{ name: ‘paragraph’, groups: [ ‘list’, ‘indent’, ‘blocks’, ‘align’, ‘bidi’ ], items: [ ‘NumberedList’, ‘BulletedList’, ‘-‘, ‘Outdent’, ‘Indent’, ‘-‘, ‘Blockquote’, ‘CreateDiv’, ‘-‘, ‘JustifyLeft’, ‘JustifyCenter’, ‘JustifyRight’, ‘JustifyBlock’ ] },
{ name: ‘styles’, items: [ ‘Font’, ‘FontSize’ ] },
{ name: ‘colors’, items: [ ‘TextColor’, ‘BGColor’ ] },
{ name: ‘basicstyles’, groups: [ ‘basicstyles’, ‘cleanup’ ], items: [ ‘Bold’, ‘Italic’, ‘Underline’, ‘Strike’, ‘Subscript’, ‘Superscript’, ‘-‘, ‘RemoveFormat’ ] },
{ name: ‘insert’, items: [ ‘Image’, ‘Table’, ‘HorizontalRule’, ‘SpecialChar’ ] }

What I ended up with was this:

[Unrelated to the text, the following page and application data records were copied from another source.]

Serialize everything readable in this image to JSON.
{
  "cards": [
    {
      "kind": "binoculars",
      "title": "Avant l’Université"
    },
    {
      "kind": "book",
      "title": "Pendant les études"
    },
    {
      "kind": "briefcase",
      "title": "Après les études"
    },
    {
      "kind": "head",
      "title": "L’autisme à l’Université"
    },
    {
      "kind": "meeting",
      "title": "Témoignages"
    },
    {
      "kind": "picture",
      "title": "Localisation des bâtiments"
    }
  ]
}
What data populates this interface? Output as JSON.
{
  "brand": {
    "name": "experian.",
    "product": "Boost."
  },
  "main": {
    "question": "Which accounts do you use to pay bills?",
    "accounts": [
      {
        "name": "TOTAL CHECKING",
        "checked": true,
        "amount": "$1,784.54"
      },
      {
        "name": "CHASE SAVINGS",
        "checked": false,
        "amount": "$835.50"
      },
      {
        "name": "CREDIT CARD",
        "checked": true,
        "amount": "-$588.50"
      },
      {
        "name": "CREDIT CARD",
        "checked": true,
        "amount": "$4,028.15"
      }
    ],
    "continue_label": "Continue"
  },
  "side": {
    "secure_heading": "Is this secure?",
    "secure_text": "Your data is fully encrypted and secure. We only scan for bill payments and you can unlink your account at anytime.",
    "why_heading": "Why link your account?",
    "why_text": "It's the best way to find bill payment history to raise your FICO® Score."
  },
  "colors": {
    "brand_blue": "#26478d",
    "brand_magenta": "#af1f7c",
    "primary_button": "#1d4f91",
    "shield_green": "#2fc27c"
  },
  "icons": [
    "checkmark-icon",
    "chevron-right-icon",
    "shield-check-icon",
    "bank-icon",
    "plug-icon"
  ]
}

CKEDITOR.editorConfig = function( config )
// Toolbar groups configuration.
config.toolbar_mini = [
{ items: [ ‘Bold’, ‘Italic’, ‘Underline’, ‘Strike’] },
{ name: ‘paragraph’, groups: [ ‘list’, ‘indent’, ‘blocks’, ‘align’, ‘bidi’ ], items: [ ‘NumberedList’, ‘BulletedList’, ‘-‘, ‘Blockquote’ ] },

And then, I updated the toolbar configuration in my view: <%= f.input :text, label: “Lesson Text”, :as => :ckeditor, input_html: { :ckeditor => {:toolbar => ‘mini‘} %>

You can find additional configuration options for CKEditor here and here.

Twitter Bootstrap Resources

Twitter Bootstrap is a great style framework for quickly getting sites and apps running.  Created by some Twitter employees, it allows you to easily create modern, stylish designs, as well as include popular javascript functionality like: dropdown menus, modals, popovers and carousels/sliders.  Once you look at Twitter Bootstrap, you’ll realize that many of the sites that you use or see have used Bootstrap or something similar.  In fact, Bootstrap is popular enough to have spawned it’s own ecosystem.

Here are some cool sites that I found that list Twitter Bootstrap resources:

The title says it all with: The Big Badass List of Twitter Bootstrap Resources

W3Resource explains how to use Twitter Bootstrap to make it responsive.  What that means is that you can use Twitter Bootstrap and have it look good regardless of the platform it is being viewed from – monitor, tablet, phone.

Onextrapixel lists Bootstrap extensions in this article, including extensions for making jQuery adopt the Bootstrap look.